Thursday, November 3, 2011

Naughty Jane Austen!

Love and Friendship by Jane Austen

That Jane, she is such a naughty writer.  For those of you who think her the height of Victorian respectability and prudence, delve into the tale where she shows her wickedly funny side.

This is a collection of letters, rather than a traditional novel.  She wrote this in notebooks prior to becoming an adult and it reads like the 'rough drafts' it probably was.  Actually most of the book reads like a really funny Saturday Night Live skit.

It is a story told through letters about a young couple in love.  Naturally, one of them dies and the other is left to carry on in a cruel and wicked world.  Sound sad?  Not an all!  The entire thing is a parody of the sentimentality that was so popular in the novels of the time. A tongue in cheek classic that was delight from the first page.

Tuesday, November 1, 2011

Sweet Story Indeed

Sweet Jiminy by Kristen Gore
(Adult Fiction)

Jiminy Davis's life is spinning out of control.  She decides to drop out of the rat race of her present reality and back into a familiar past--her grandmother's home in Mississippi where she spent a summer as a child.  However,  the past isn't quite as sweet as she remembered it. 

While Jiminy is trying to take a break from the stresses of life, she uncovers a 40-year old secret concerning a namesake she didn't even know existed.  She latches on to the mystery like a pit bull and won't let go, hoping this new focus will allow her to forget her problems.  Instead, she ends up riling up an entire town and a family that would rather just let the dead stay buried.

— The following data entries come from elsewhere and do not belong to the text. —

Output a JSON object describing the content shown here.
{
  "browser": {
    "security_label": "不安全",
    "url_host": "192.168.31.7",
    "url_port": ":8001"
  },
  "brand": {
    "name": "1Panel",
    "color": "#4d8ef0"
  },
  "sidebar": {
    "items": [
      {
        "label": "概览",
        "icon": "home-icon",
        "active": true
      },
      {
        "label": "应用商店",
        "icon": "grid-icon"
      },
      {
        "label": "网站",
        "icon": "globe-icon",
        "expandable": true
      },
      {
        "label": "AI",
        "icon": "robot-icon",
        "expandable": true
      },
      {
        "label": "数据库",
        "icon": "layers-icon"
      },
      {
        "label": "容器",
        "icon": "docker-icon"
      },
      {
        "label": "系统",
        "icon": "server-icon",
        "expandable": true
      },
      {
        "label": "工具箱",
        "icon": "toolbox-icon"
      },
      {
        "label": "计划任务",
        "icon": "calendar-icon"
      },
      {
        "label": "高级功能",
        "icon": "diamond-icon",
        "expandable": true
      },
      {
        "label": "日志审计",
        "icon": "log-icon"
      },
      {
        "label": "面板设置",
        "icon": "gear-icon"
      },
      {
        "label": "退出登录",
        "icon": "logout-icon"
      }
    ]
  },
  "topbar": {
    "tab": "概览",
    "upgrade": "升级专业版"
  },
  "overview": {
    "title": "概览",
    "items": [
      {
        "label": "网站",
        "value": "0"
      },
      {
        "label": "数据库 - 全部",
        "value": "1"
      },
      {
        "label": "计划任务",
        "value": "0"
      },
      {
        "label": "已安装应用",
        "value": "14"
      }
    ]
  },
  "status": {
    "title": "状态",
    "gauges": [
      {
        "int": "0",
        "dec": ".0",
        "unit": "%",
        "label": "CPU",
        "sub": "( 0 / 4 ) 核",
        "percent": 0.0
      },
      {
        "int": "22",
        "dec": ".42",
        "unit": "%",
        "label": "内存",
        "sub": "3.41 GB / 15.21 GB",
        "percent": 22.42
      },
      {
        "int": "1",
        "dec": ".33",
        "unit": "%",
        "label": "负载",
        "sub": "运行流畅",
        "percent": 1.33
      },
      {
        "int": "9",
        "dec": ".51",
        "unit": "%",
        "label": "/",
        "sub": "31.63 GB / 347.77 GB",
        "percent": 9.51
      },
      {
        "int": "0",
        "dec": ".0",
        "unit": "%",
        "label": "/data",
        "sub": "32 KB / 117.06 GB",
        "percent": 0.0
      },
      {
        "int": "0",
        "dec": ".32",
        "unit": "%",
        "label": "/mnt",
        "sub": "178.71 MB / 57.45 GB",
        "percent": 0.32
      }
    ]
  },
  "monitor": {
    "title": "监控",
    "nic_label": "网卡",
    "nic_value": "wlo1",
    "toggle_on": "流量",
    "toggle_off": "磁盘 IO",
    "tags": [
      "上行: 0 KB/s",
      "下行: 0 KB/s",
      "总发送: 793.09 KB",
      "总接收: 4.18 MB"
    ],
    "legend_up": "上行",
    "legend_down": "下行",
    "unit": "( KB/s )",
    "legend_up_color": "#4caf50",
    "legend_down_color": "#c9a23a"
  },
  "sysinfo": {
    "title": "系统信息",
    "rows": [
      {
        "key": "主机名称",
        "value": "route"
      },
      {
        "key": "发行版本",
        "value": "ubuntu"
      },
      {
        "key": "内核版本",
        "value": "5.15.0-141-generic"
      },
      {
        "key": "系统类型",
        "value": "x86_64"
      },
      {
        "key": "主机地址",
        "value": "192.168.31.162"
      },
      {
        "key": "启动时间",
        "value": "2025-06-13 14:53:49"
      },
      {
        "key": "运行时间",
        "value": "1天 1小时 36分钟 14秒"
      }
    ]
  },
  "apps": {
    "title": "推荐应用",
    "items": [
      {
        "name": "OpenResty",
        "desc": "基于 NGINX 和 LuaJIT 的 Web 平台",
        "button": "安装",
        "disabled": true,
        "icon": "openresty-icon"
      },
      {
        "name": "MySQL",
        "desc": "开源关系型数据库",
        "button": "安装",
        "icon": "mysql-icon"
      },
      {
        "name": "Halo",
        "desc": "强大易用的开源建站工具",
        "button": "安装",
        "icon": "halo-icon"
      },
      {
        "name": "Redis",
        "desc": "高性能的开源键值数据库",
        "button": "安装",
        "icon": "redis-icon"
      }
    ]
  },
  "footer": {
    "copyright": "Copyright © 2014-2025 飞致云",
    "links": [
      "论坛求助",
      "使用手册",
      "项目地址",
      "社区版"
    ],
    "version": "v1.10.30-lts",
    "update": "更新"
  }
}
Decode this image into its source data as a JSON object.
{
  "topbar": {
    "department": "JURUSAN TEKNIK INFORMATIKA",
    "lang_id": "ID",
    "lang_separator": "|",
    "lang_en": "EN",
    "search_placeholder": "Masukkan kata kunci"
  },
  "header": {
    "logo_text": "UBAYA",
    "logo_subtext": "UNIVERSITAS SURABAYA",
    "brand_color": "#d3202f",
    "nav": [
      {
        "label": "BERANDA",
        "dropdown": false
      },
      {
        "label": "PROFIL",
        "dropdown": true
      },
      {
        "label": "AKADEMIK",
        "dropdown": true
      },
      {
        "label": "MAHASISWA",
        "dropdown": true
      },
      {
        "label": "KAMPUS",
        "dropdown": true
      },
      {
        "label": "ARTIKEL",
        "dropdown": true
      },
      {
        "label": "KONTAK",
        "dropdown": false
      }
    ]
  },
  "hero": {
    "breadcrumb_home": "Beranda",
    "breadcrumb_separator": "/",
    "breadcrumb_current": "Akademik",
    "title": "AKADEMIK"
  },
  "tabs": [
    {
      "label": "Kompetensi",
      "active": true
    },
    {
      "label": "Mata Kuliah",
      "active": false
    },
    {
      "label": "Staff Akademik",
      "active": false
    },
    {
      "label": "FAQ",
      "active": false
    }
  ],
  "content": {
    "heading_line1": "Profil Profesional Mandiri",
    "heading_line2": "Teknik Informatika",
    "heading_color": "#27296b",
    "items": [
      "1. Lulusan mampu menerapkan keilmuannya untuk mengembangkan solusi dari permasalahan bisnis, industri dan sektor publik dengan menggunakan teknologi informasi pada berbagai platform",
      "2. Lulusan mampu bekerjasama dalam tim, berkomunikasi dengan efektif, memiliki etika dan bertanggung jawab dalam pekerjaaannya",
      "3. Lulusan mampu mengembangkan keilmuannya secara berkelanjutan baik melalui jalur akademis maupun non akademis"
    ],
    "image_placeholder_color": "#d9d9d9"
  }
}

I truly enjoyed this story.  It had likable characters and was full of surprises.  I wasn't sure what to expect and this one had twists and turns at every corner.  This was no formulaic fiction story and didn't follow typical patterns.  I was able to relax with this story and just allow it to sweep me away from my cares--much like the main character wanted!

In addition to the great story, there was a striking message underneath it all that really resonated with today's current news and culture.  The obvious parallels between the Blacks from the 1950's and 1960's and the way that Hispanics are treated today is so very disturbing.  Overall, a great read with some great messages.